The entries below should appear again in your reply, word for word.

§ **Data extracted from a collection**:
# # # # #

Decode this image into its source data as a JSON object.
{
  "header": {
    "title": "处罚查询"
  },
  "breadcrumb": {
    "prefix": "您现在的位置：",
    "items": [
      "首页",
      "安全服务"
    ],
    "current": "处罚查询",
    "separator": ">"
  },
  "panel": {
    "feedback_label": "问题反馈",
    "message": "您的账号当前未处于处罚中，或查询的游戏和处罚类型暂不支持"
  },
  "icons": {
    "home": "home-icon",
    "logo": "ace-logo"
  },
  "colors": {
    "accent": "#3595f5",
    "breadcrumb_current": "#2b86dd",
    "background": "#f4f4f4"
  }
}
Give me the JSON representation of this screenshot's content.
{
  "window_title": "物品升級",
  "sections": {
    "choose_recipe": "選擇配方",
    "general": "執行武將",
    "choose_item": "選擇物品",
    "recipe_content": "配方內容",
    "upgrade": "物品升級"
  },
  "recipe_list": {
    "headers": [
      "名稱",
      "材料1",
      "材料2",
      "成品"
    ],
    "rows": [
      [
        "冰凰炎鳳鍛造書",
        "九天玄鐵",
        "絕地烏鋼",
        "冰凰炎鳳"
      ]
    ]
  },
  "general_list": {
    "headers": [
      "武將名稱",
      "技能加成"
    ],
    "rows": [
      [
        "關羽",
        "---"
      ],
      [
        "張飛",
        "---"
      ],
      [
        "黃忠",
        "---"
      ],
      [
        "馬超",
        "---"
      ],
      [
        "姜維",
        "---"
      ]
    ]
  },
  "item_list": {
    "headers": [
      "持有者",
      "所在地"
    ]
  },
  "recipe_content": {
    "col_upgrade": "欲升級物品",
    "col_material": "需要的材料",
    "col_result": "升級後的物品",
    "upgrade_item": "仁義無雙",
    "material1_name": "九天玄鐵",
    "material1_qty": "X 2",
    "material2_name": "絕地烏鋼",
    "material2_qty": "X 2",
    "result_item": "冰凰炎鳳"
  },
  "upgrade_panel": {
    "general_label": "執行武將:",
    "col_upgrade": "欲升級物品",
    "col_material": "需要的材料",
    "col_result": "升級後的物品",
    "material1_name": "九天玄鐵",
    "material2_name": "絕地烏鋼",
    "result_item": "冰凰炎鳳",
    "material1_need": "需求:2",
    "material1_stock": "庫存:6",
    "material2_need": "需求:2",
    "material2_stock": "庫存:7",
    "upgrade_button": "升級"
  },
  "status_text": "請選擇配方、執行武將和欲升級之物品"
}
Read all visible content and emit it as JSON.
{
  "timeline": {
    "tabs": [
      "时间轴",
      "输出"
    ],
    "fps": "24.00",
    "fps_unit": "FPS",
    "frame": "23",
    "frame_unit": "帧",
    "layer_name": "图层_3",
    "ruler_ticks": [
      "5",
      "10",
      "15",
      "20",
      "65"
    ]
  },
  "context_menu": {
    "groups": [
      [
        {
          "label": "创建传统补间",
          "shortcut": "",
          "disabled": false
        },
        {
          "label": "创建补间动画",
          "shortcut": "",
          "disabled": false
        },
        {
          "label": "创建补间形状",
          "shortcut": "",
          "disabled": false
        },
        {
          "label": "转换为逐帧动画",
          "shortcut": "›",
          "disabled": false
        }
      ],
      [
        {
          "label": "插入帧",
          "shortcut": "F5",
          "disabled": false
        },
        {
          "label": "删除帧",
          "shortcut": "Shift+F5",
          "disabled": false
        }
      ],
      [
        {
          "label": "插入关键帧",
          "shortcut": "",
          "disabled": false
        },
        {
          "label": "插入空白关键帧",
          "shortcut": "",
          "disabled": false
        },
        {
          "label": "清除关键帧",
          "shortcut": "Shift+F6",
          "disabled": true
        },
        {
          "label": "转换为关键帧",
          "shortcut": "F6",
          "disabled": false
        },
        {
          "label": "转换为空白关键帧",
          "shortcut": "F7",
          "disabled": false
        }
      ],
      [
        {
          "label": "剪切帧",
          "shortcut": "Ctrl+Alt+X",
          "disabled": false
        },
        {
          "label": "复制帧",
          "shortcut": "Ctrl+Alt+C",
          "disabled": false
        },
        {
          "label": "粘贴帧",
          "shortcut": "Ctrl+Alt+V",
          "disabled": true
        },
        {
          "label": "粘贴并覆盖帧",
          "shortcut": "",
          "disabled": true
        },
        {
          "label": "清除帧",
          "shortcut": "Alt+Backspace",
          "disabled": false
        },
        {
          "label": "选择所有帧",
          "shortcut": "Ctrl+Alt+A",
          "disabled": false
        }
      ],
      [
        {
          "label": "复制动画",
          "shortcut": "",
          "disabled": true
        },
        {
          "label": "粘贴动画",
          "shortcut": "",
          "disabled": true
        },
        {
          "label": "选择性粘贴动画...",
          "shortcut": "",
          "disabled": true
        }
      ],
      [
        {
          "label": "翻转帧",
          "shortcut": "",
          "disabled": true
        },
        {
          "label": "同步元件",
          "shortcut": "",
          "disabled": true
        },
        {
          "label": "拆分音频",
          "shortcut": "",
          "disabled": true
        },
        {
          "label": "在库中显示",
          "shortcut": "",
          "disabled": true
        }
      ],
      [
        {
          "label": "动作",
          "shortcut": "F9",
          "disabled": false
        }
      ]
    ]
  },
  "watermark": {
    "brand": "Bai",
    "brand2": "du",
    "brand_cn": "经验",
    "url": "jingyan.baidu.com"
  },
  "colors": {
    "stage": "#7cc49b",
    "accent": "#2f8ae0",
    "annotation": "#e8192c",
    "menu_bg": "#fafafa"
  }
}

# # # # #

§ **Answer to this exercise**:
Decode this image into its source data as a JSON object.
{
  "header": {
    "title": "处罚查询"
  },
  "breadcrumb": {
    "prefix": "您现在的位置：",
    "items": [
      "首页",
      "安全服务"
    ],
    "current": "处罚查询",
    "separator": ">"
  },
  "panel": {
    "feedback_label": "问题反馈",
    "message": "您的账号当前未处于处罚中，或查询的游戏和处罚类型暂不支持"
  },
  "icons": {
    "home": "home-icon",
    "logo": "ace-logo"
  },
  "colors": {
    "accent": "#3595f5",
    "breadcrumb_current": "#2b86dd",
    "background": "#f4f4f4"
  }
}
Give me the JSON representation of this screenshot's content.
{
  "window_title": "物品升級",
  "sections": {
    "choose_recipe": "選擇配方",
    "general": "執行武將",
    "choose_item": "選擇物品",
    "recipe_content": "配方內容",
    "upgrade": "物品升級"
  },
  "recipe_list": {
    "headers": [
      "名稱",
      "材料1",
      "材料2",
      "成品"
    ],
    "rows": [
      [
        "冰凰炎鳳鍛造書",
        "九天玄鐵",
        "絕地烏鋼",
        "冰凰炎鳳"
      ]
    ]
  },
  "general_list": {
    "headers": [
      "武將名稱",
      "技能加成"
    ],
    "rows": [
      [
        "關羽",
        "---"
      ],
      [
        "張飛",
        "---"
      ],
      [
        "黃忠",
        "---"
      ],
      [
        "馬超",
        "---"
      ],
      [
        "姜維",
        "---"
      ]
    ]
  },
  "item_list": {
    "headers": [
      "持有者",
      "所在地"
    ]
  },
  "recipe_content": {
    "col_upgrade": "欲升級物品",
    "col_material": "需要的材料",
    "col_result": "升級後的物品",
    "upgrade_item": "仁義無雙",
    "material1_name": "九天玄鐵",
    "material1_qty": "X 2",
    "material2_name": "絕地烏鋼",
    "material2_qty": "X 2",
    "result_item": "冰凰炎鳳"
  },
  "upgrade_panel": {
    "general_label": "執行武將:",
    "col_upgrade": "欲升級物品",
    "col_material": "需要的材料",
    "col_result": "升級後的物品",
    "material1_name": "九天玄鐵",
    "material2_name": "絕地烏鋼",
    "result_item": "冰凰炎鳳",
    "material1_need": "需求:2",
    "material1_stock": "庫存:6",
    "material2_need": "需求:2",
    "material2_stock": "庫存:7",
    "upgrade_button": "升級"
  },
  "status_text": "請選擇配方、執行武將和欲升級之物品"
}
Read all visible content and emit it as JSON.
{
  "timeline": {
    "tabs": [
      "时间轴",
      "输出"
    ],
    "fps": "24.00",
    "fps_unit": "FPS",
    "frame": "23",
    "frame_unit": "帧",
    "layer_name": "图层_3",
    "ruler_ticks": [
      "5",
      "10",
      "15",
      "20",
      "65"
    ]
  },
  "context_menu": {
    "groups": [
      [
        {
          "label": "创建传统补间",
          "shortcut": "",
          "disabled": false
        },
        {
          "label": "创建补间动画",
          "shortcut": "",
          "disabled": false
        },
        {
          "label": "创建补间形状",
          "shortcut": "",
          "disabled": false
        },
        {
          "label": "转换为逐帧动画",
          "shortcut": "›",
          "disabled": false
        }
      ],
      [
        {
          "label": "插入帧",
          "shortcut": "F5",
          "disabled": false
        },
        {
          "label": "删除帧",
          "shortcut": "Shift+F5",
          "disabled": false
        }
      ],
      [
        {
          "label": "插入关键帧",
          "shortcut": "",
          "disabled": false
        },
        {
          "label": "插入空白关键帧",
          "shortcut": "",
          "disabled": false
        },
        {
          "label": "清除关键帧",
          "shortcut": "Shift+F6",
          "disabled": true
        },
        {
          "label": "转换为关键帧",
          "shortcut": "F6",
          "disabled": false
        },
        {
          "label": "转换为空白关键帧",
          "shortcut": "F7",
          "disabled": false
        }
      ],
      [
        {
          "label": "剪切帧",
          "shortcut": "Ctrl+Alt+X",
          "disabled": false
        },
        {
          "label": "复制帧",
          "shortcut": "Ctrl+Alt+C",
          "disabled": false
        },
        {
          "label": "粘贴帧",
          "shortcut": "Ctrl+Alt+V",
          "disabled": true
        },
        {
          "label": "粘贴并覆盖帧",
          "shortcut": "",
          "disabled": true
        },
        {
          "label": "清除帧",
          "shortcut": "Alt+Backspace",
          "disabled": false
        },
        {
          "label": "选择所有帧",
          "shortcut": "Ctrl+Alt+A",
          "disabled": false
        }
      ],
      [
        {
          "label": "复制动画",
          "shortcut": "",
          "disabled": true
        },
        {
          "label": "粘贴动画",
          "shortcut": "",
          "disabled": true
        },
        {
          "label": "选择性粘贴动画...",
          "shortcut": "",
          "disabled": true
        }
      ],
      [
        {
          "label": "翻转帧",
          "shortcut": "",
          "disabled": true
        },
        {
          "label": "同步元件",
          "shortcut": "",
          "disabled": true
        },
        {
          "label": "拆分音频",
          "shortcut": "",
          "disabled": true
        },
        {
          "label": "在库中显示",
          "shortcut": "",
          "disabled": true
        }
      ],
      [
        {
          "label": "动作",
          "shortcut": "F9",
          "disabled": false
        }
      ]
    ]
  },
  "watermark": {
    "brand": "Bai",
    "brand2": "du",
    "brand_cn": "经验",
    "url": "jingyan.baidu.com"
  },
  "colors": {
    "stage": "#7cc49b",
    "accent": "#2f8ae0",
    "annotation": "#e8192c",
    "menu_bg": "#fafafa"
  }
}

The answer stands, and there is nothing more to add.